Below are some of the great humane CD-ROM dissection alternatives available today. Each company offers many more programs than we can highlight here. Costs vary, but are generally low compared with the costs of obtaining animals. For users of any of several alternatives loan programs available, the only cost is postage. For more information about alternative loan programs, please contact firstname.lastname@example.org.
Digital Frog 2, by Digital Frog International, is an interactive CD-ROM program that teaches frog dissection, anatomy, and ecology. With individual sections focusing on advanced concepts, such as synaptic physiology, Digital Frog 2 also allows students to study neurological, digestive, endocrine, and immune systems in far more detail than dissections could offer, and learning proceeds at the student’s own pace. Though suitable for middle school audiences,Digital Frog 2 also contains information to challenge high school seniors. Prices range from $80 to $899, depending on the number of users and other options.Curriculum guides are also available. For more details, visit www.DigitalFrog.com. For a free, single-user copy of Digital Frog 2, please send your name and address to email@example.com (one per individual/school only).
Froguts, a company founded initially on its frog dissection program, now offers frog, squid, cow eyeball, and fetal pig programs through its “Virtual Dissection CD Subscription Service.” For $300 a year, schools can access all of these programs, which are renowned for their graphics, to every student. More information is available at www.Froguts.com.
ScienceWorks offers “Dissection Works Delux,” a CD-ROM compilation of frog, fetal pig, earthworm, crayfish, and perch dissections appropriate for grades 6-12. The Delux kit comes with 10 copies of each program for $175. More information is available at www.ScienceClass.com.
Neotek’s revolutionary virtual reality education system allows students to feel like they could actually reach out and touch the specimen—without sacrificing multiple animals. Neotek’s “Dissection Package” includes their CatLab, FrogLab, Cellular Structure, and DryLab series, including fetal pig, crayfish, perch, rat, frog, and worm programs, which are also available individually. All images are based on actual dissections. The base system required for virtual reality effects starts at $295, with additional liquid crystal glasses sold separately. For more information, visit www.Neotek.com.

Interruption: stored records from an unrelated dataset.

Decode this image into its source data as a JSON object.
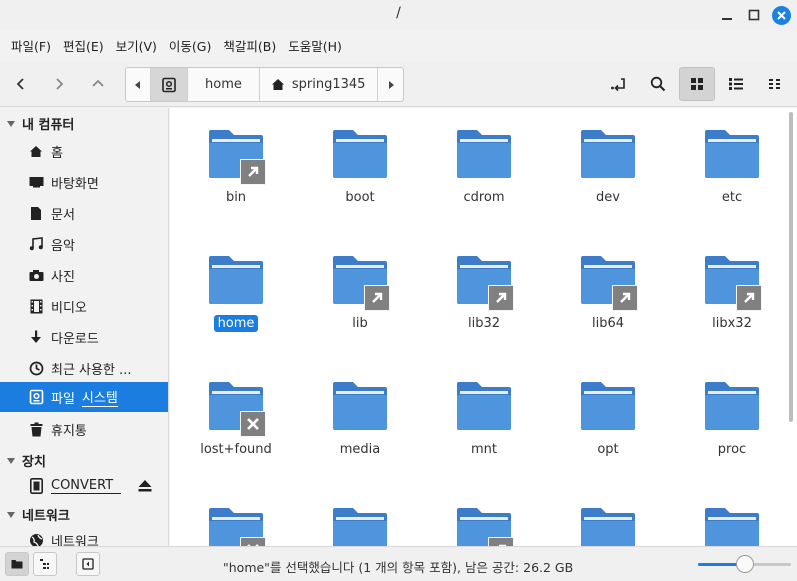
{
  "window": {
    "title": "/"
  },
  "colors": {
    "accent": "#1c7de0",
    "folder": "#4a90d9",
    "emblem": "#808080"
  },
  "menu": [
    "파일(F)",
    "편집(E)",
    "보기(V)",
    "이동(G)",
    "책갈피(B)",
    "도움말(H)"
  ],
  "toolbar": {
    "back_icon": "chevron-left-icon",
    "forward_icon": "chevron-right-icon",
    "up_icon": "chevron-up-icon",
    "path": {
      "crumb1": "home",
      "crumb2": "spring1345"
    },
    "right_icons": [
      "open-terminal-icon",
      "search-icon",
      "grid-view-icon",
      "list-view-icon",
      "compact-view-icon"
    ],
    "active_view": "grid"
  },
  "sidebar": {
    "sections": {
      "computer": "내 컴퓨터",
      "devices": "장치",
      "network": "네트워크"
    },
    "items": [
      {
        "label": "홈",
        "icon": "home-icon"
      },
      {
        "label": "바탕화면",
        "icon": "desktop-icon"
      },
      {
        "label": "문서",
        "icon": "document-icon"
      },
      {
        "label": "음악",
        "icon": "music-icon"
      },
      {
        "label": "사진",
        "icon": "camera-icon"
      },
      {
        "label": "비디오",
        "icon": "video-icon"
      },
      {
        "label": "다운로드",
        "icon": "download-icon"
      },
      {
        "label": "최근 사용한 ...",
        "icon": "recent-icon"
      },
      {
        "label_a": "파일",
        "label_b": "시스템",
        "icon": "filesystem-icon",
        "selected": true
      },
      {
        "label": "휴지통",
        "icon": "trash-icon"
      }
    ],
    "devices": [
      {
        "label": "CONVERT",
        "icon": "drive-icon"
      }
    ],
    "network": [
      {
        "label": "네트워크",
        "icon": "network-icon"
      }
    ]
  },
  "files": [
    {
      "name": "bin",
      "emblem": "link"
    },
    {
      "name": "boot",
      "emblem": ""
    },
    {
      "name": "cdrom",
      "emblem": ""
    },
    {
      "name": "dev",
      "emblem": ""
    },
    {
      "name": "etc",
      "emblem": ""
    },
    {
      "name": "home",
      "emblem": "",
      "selected": true
    },
    {
      "name": "lib",
      "emblem": "link"
    },
    {
      "name": "lib32",
      "emblem": "link"
    },
    {
      "name": "lib64",
      "emblem": "link"
    },
    {
      "name": "libx32",
      "emblem": "link"
    },
    {
      "name": "lost+found",
      "emblem": "unreadable"
    },
    {
      "name": "media",
      "emblem": ""
    },
    {
      "name": "mnt",
      "emblem": ""
    },
    {
      "name": "opt",
      "emblem": ""
    },
    {
      "name": "proc",
      "emblem": ""
    },
    {
      "name": "",
      "emblem": "unreadable"
    },
    {
      "name": "",
      "emblem": ""
    },
    {
      "name": "",
      "emblem": "link"
    },
    {
      "name": "",
      "emblem": ""
    },
    {
      "name": "",
      "emblem": ""
    }
  ],
  "statusbar": {
    "text": "\"home\"를 선택했습니다 (1 개의 항목 포함), 남은 공간: 26.2 GB",
    "zoom_fraction": 0.5
  }
}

Middle School Alternatives
Younger students may enjoy Ventura Educational Systems’ software alternatives to frog, pig, and earthworm dissection. By focusing on hand-drawn images of the subjects, rather than photographs, Ventura (www.VenturaES.com) clearly emphasizes the systems under scrutiny—without any gory images. The few pictures of actual dissections that are available can be blocked by teachers or students. Single-user copies start at $59.95, and multiuser options can exceed $400.
1. Fowler HS, Brosius EJ. A research study on the values gained from dissection of animals in secondary school biology. Science Educ.1968;52: 55-57.
2. Balcombe JP. The Use of Animals in Higher Education: Problems, Alternatives, and Recommendations. Washington, D.C.: Humane Society Press; 2000.